The 2009 TI Retiree Luncheon drew approximately 800 to the Mesquite Convention Center Oct.27 to celebrate the TI Alumni Association’s Tenth anniversary and TIers in the community. The fellowship with friends, barbecue and an informative program were big hits, as was musical entertainment by the popular Levee Singers.
A total of 627 retirees, former TIers, spouses and guests returned the event survey form, and 595 (or 96 percent) said they liked the event overall. For 108 (or 17 percent), this was their first retiree annual event. About 16 percent(116) traveled more than 50 miles to attend. TIAA ran buses from Sherman for the first time, as well as from the Plano and Dallas Texins Activity Centers.
One person wrote on the survey form, “Just getting together is a blessing. Thank you all!” This seemed to be the general feeling among the attendees. The survey respondents included 214 (or 35 percent) who noted they volunteered for community service in 2009. TI retiree volunteers average 17.4 hours per month at various agencies. TIAA again offered free one-year membership if attendee had worked at TI and had never been a TIAA member. It was not necessary to have retired from TI to join.TheTIAAMembershipCommittee enrolled 11 new first-year members and accepted membership renewals from six TIAA members.
More than 25 exhibitors had booths at the event, including major sponsors for the Tenth annual TIAA Charity Golf Tournament, benefiting The Senior Source. In the medical area, 156 luncheon attendees received seasonal flu shots, and 39 other pneumonia vaccine. Also, medical testing probably saved one man's life, discovering a large aneurysm.
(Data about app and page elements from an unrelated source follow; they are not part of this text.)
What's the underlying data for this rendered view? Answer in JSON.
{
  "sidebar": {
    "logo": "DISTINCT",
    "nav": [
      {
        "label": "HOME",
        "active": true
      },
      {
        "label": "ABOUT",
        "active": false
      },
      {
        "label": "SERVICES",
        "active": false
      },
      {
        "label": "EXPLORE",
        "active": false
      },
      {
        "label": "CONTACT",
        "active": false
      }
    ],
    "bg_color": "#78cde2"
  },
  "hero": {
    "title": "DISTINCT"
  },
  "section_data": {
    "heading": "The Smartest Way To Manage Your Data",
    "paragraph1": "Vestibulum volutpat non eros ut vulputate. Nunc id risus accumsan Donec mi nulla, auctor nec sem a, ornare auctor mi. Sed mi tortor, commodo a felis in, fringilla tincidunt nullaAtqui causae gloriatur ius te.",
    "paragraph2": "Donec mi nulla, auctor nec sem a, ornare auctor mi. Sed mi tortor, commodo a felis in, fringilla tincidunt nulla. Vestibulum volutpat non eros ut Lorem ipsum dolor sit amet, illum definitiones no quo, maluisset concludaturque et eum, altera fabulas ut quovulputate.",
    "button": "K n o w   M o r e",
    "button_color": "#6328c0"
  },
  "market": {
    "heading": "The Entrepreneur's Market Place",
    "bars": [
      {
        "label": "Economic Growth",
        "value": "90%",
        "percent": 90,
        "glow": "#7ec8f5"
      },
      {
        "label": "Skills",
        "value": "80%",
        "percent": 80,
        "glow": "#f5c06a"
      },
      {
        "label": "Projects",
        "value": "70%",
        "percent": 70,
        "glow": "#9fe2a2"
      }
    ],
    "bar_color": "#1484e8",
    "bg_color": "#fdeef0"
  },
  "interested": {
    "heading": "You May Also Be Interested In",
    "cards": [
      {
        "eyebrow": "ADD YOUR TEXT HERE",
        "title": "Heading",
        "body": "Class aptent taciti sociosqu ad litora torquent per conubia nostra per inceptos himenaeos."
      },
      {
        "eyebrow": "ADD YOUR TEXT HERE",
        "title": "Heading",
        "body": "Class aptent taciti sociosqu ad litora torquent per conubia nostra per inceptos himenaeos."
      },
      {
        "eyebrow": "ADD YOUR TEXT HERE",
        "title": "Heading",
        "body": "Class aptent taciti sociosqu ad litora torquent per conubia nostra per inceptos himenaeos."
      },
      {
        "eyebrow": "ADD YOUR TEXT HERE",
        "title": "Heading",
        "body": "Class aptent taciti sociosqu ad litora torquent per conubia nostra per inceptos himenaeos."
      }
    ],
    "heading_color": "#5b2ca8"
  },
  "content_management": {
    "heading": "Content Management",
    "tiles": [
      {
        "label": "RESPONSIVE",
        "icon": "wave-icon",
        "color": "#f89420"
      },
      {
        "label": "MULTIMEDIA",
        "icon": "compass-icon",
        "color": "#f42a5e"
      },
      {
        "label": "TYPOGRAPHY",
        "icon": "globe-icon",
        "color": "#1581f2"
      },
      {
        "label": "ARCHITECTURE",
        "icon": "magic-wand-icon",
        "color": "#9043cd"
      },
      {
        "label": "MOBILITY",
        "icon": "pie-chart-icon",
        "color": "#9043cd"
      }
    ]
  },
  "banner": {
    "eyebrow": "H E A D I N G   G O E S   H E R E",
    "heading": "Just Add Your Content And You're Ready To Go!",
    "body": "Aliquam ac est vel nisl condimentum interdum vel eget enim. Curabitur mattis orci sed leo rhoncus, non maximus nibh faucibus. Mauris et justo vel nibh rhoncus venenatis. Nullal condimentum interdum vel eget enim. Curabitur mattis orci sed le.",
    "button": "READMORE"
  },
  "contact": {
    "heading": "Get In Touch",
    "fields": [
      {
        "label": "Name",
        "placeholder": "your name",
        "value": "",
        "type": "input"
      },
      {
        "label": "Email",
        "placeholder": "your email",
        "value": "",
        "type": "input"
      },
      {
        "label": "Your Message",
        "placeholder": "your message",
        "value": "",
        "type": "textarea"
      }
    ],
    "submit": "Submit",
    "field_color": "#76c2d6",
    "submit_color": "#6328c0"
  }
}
He went to the hospital the next day.
Ronnie Brandenburg,TI Alumni Association president, took event goers on a slide-illustrated memory trip, recapping what TIAA accomplished in its first 10 years and recognizing the volunteers who have served as TIAA leaders. “We’ve come a long way in 10 years, thanks to TI and you retirees for joining our great organization,” Ronnie said.
TIAA started in 1999 with about 50 members and now has about 2,700. This was the tenth year that the TIAA Activities Committee, chaired by Max Post, was responsible for the TI Retiree Luncheon, a really big event that is TI’s annual gift to the company’s retirees.
Andy Smith, TI director of Corporate Philanthropy, presented Ronnie with an official State of Texas resolution from Representative Carol Kent honoring TIAA for its contributions to the community and recognizing the tenth anniversary.
A panel composed of Andy Smith; Ann Pomykal, TI Foundation executive director; Marv Lane, TIAA United Way campaign co-chairman; and Max Post told how TIers—active and retired—are making a difference in their communities. A “Volunteer Wall of Fame” in the exhibit area spotlighted community service by individual TI retirees — TIAA’s own “Points of Light.”
Retirees attending the luncheon brought toys and toiletries to donate to the Community Partners of Dallas, which provides resources and support to Dallas County Child Protective Services caseworkers.
Venu Menon, TI Vice President, Analog Technology Development, presented a quick update on TI, commenting, “The good old days are still going on at TI.” He said TI third quarter results exceeded Wall Street’s expectations. Demand for TI products is up as customers have begun to increase production levels in their factories, not just replenish their inventories.
“We reported higher margins and solid revenue growth in the right areas – analog and embedded processing,”Venu said. “TI had its second consecutive quarter of 20 percent growth in analog. We have continued making strategic investments in the economic downturn, using our strong balance sheet to add manufacturing capacity.”
TI has started moving equipment into the new Richardson fabrication plant. The RFAB will be the world’s only production facility to use 300-millimeter wafers to manufacture analog chips.